▸ **WHAT THE TASK REQUIRES**
Count the lines containing "time" in the entries underneath, and state that count without anything else.

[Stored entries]
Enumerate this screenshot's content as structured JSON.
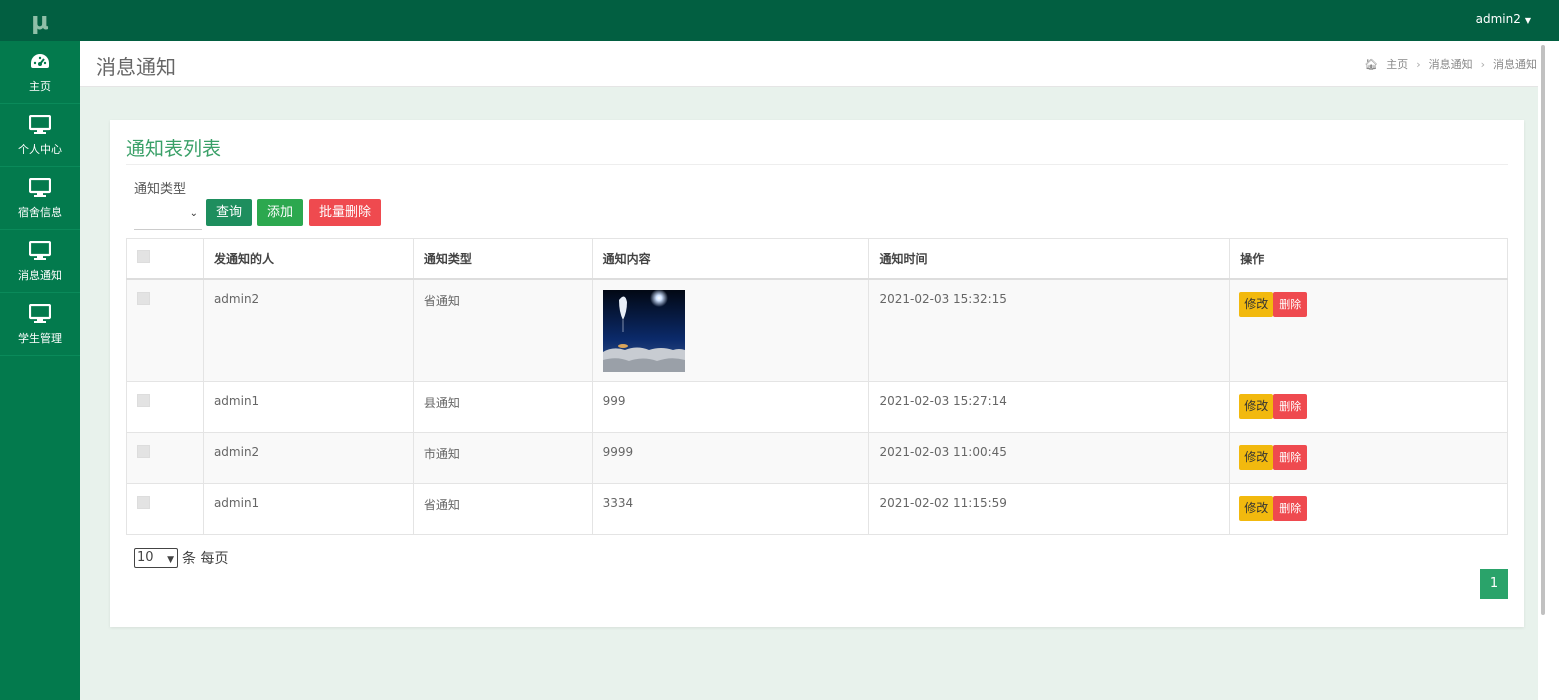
{
  "app": {
    "logo": "μ"
  },
  "topbar": {
    "user": "admin2"
  },
  "sidebar": {
    "items": [
      {
        "label": "主页",
        "icon": "dashboard-icon"
      },
      {
        "label": "个人中心",
        "icon": "monitor-icon"
      },
      {
        "label": "宿舍信息",
        "icon": "monitor-icon"
      },
      {
        "label": "消息通知",
        "icon": "monitor-icon"
      },
      {
        "label": "学生管理",
        "icon": "monitor-icon"
      }
    ]
  },
  "header": {
    "title": "消息通知",
    "breadcrumb": [
      "主页",
      "消息通知",
      "消息通知"
    ]
  },
  "card": {
    "title": "通知表列表",
    "filter_label": "通知类型",
    "filter_value": "",
    "buttons": {
      "query": "查询",
      "add": "添加",
      "batch_delete": "批量删除"
    }
  },
  "table": {
    "headers": [
      "发通知的人",
      "通知类型",
      "通知内容",
      "通知时间",
      "操作"
    ],
    "rows": [
      {
        "sender": "admin2",
        "type": "省通知",
        "content": "",
        "content_is_image": true,
        "time": "2021-02-03 15:32:15"
      },
      {
        "sender": "admin1",
        "type": "县通知",
        "content": "999",
        "content_is_image": false,
        "time": "2021-02-03 15:27:14"
      },
      {
        "sender": "admin2",
        "type": "市通知",
        "content": "9999",
        "content_is_image": false,
        "time": "2021-02-03 11:00:45"
      },
      {
        "sender": "admin1",
        "type": "省通知",
        "content": "3334",
        "content_is_image": false,
        "time": "2021-02-02 11:15:59"
      }
    ],
    "actions": {
      "edit": "修改",
      "delete": "删除"
    }
  },
  "pagination": {
    "page_size": "10",
    "page_size_suffix": "条 每页",
    "current_page": "1"
  },
  "colors": {
    "sidebar": "#037a4d",
    "topbar": "#025f41",
    "accent": "#2aa36a",
    "danger": "#ef4a4f",
    "warning": "#f2b90e"
  }
}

▸ **PROBLEM SOLUTION**
4